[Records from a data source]
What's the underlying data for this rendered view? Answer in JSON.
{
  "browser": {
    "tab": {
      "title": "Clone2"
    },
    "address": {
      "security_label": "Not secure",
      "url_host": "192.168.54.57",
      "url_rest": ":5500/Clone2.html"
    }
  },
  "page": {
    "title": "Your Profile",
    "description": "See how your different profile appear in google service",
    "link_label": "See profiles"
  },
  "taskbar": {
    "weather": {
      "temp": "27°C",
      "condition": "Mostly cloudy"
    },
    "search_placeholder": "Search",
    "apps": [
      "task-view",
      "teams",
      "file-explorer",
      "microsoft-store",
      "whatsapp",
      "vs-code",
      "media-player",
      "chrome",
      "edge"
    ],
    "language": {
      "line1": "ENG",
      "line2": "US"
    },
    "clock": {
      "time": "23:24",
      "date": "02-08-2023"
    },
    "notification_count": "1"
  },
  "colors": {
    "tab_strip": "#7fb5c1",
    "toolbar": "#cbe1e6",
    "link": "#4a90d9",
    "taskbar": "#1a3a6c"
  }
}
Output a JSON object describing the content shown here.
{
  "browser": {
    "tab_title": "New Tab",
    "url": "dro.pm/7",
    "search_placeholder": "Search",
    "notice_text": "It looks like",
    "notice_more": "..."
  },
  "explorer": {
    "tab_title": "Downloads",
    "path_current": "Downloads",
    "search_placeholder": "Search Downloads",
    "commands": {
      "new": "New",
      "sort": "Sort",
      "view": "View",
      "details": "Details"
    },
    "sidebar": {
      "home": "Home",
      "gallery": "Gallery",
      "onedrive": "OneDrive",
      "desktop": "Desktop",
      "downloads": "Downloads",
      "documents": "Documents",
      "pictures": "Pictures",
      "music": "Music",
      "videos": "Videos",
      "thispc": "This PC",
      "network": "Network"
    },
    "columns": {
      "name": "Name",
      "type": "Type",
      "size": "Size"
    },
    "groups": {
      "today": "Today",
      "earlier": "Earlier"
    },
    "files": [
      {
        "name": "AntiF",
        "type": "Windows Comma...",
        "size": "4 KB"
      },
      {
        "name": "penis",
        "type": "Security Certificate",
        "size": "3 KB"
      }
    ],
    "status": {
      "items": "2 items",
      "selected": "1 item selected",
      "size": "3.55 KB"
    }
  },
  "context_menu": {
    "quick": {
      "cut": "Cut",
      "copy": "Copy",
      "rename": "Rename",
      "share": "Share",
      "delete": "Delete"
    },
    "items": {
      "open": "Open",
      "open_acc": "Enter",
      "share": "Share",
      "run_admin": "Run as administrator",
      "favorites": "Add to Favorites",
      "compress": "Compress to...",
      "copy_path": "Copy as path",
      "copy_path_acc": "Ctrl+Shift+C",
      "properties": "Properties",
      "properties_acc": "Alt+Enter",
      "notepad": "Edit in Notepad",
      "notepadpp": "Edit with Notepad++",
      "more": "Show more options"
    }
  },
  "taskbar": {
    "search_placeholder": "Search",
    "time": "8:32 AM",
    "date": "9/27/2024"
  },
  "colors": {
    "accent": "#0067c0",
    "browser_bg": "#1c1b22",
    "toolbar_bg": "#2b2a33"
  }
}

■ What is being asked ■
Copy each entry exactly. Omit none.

■ Response to this task ■
What's the underlying data for this rendered view? Answer in JSON.
{
  "browser": {
    "tab": {
      "title": "Clone2"
    },
    "address": {
      "security_label": "Not secure",
      "url_host": "192.168.54.57",
      "url_rest": ":5500/Clone2.html"
    }
  },
  "page": {
    "title": "Your Profile",
    "description": "See how your different profile appear in google service",
    "link_label": "See profiles"
  },
  "taskbar": {
    "weather": {
      "temp": "27°C",
      "condition": "Mostly cloudy"
    },
    "search_placeholder": "Search",
    "apps": [
      "task-view",
      "teams",
      "file-explorer",
      "microsoft-store",
      "whatsapp",
      "vs-code",
      "media-player",
      "chrome",
      "edge"
    ],
    "language": {
      "line1": "ENG",
      "line2": "US"
    },
    "clock": {
      "time": "23:24",
      "date": "02-08-2023"
    },
    "notification_count": "1"
  },
  "colors": {
    "tab_strip": "#7fb5c1",
    "toolbar": "#cbe1e6",
    "link": "#4a90d9",
    "taskbar": "#1a3a6c"
  }
}
Output a JSON object describing the content shown here.
{
  "browser": {
    "tab_title": "New Tab",
    "url": "dro.pm/7",
    "search_placeholder": "Search",
    "notice_text": "It looks like",
    "notice_more": "..."
  },
  "explorer": {
    "tab_title": "Downloads",
    "path_current": "Downloads",
    "search_placeholder": "Search Downloads",
    "commands": {
      "new": "New",
      "sort": "Sort",
      "view": "View",
      "details": "Details"
    },
    "sidebar": {
      "home": "Home",
      "gallery": "Gallery",
      "onedrive": "OneDrive",
      "desktop": "Desktop",
      "downloads": "Downloads",
      "documents": "Documents",
      "pictures": "Pictures",
      "music": "Music",
      "videos": "Videos",
      "thispc": "This PC",
      "network": "Network"
    },
    "columns": {
      "name": "Name",
      "type": "Type",
      "size": "Size"
    },
    "groups": {
      "today": "Today",
      "earlier": "Earlier"
    },
    "files": [
      {
        "name": "AntiF",
        "type": "Windows Comma...",
        "size": "4 KB"
      },
      {
        "name": "penis",
        "type": "Security Certificate",
        "size": "3 KB"
      }
    ],
    "status": {
      "items": "2 items",
      "selected": "1 item selected",
      "size": "3.55 KB"
    }
  },
  "context_menu": {
    "quick": {
      "cut": "Cut",
      "copy": "Copy",
      "rename": "Rename",
      "share": "Share",
      "delete": "Delete"
    },
    "items": {
      "open": "Open",
      "open_acc": "Enter",
      "share": "Share",
      "run_admin": "Run as administrator",
      "favorites": "Add to Favorites",
      "compress": "Compress to...",
      "copy_path": "Copy as path",
      "copy_path_acc": "Ctrl+Shift+C",
      "properties": "Properties",
      "properties_acc": "Alt+Enter",
      "notepad": "Edit in Notepad",
      "notepadpp": "Edit with Notepad++",
      "more": "Show more options"
    }
  },
  "taskbar": {
    "search_placeholder": "Search",
    "time": "8:32 AM",
    "date": "9/27/2024"
  },
  "colors": {
    "accent": "#0067c0",
    "browser_bg": "#1c1b22",
    "toolbar_bg": "#2b2a33"
  }
}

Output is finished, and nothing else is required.